Can mindfulness meditation improve one’s ability to multitask? Jake Wobbrock, Al Kaszniak, and I designed an experiment to explore this question.
In an NSF-funded study, we recruited HR (Human Resource) managers in Seattle and San Francisco, and over eight weeks gave them either (a) training in mindfulness meditation; (b) training in body relaxation; or (c) no training (control group). Both before and after the eight-week period, participants were given a stressful, naturalistic multitasking test in an office setting.

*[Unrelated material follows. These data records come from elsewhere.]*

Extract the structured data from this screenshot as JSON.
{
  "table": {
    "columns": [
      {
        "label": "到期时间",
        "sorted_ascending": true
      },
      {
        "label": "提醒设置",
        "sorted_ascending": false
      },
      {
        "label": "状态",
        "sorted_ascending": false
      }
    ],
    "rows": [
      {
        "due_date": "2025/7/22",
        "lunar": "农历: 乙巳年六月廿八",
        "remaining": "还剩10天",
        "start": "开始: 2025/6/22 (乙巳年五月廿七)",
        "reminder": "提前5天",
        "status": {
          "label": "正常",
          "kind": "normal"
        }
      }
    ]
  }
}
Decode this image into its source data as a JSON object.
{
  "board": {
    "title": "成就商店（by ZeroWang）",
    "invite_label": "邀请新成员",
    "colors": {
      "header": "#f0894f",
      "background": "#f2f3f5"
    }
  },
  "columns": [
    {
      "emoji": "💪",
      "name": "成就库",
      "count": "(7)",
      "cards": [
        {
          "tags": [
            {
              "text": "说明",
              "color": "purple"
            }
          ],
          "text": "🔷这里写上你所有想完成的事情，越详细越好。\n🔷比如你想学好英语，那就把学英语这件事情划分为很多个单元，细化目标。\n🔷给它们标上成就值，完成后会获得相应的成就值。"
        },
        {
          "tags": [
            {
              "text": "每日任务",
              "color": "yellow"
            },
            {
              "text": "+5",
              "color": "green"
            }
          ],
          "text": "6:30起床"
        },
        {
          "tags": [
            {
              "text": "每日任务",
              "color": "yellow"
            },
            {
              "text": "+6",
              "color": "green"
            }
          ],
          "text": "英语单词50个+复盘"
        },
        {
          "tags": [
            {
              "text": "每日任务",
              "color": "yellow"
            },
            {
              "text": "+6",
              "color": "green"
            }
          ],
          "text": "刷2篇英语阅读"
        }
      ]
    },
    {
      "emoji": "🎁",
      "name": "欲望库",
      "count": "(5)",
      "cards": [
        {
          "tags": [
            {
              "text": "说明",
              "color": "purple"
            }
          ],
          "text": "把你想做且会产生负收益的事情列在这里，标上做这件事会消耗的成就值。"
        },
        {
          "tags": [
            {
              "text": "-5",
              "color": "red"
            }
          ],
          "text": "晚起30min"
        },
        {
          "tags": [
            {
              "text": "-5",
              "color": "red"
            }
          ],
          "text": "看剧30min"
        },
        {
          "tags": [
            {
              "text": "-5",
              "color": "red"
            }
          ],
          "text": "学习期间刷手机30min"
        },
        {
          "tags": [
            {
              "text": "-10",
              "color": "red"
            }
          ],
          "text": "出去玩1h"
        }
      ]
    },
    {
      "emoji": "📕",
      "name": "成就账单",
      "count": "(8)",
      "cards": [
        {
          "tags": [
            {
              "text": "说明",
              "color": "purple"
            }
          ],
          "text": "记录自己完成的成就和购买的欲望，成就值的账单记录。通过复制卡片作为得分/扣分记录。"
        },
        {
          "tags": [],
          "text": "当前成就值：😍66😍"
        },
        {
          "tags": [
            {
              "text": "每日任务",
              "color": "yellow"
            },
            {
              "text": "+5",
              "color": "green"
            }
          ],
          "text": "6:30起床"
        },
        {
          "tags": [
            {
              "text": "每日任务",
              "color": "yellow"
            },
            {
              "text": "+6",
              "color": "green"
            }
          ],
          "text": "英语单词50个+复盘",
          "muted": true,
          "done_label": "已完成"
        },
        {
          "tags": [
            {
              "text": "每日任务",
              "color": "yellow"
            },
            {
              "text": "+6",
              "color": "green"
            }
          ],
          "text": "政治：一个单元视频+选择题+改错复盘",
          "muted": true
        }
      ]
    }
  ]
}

Their results were scored for accuracy, time to completion, number of task-switches, memory for tasks, and self-reported stress.
Briefly, the results were as follows:
- The meditators experienced less negative emotion (stress) in the multitasking test after receiving training.
- The meditators were also less fragmented in their work, switching tasks less often and spending greater time on task (without increasing overall test time).
- Both the meditators and the relaxers showed improved memory for their tasks.
The published results are available in this article: “The Effects of Mindfulness Meditation Training on Multitasking in a High-Stress Information Environment.”
Press coverage includes a column in USA Today and an op-ed piece in The New York Times.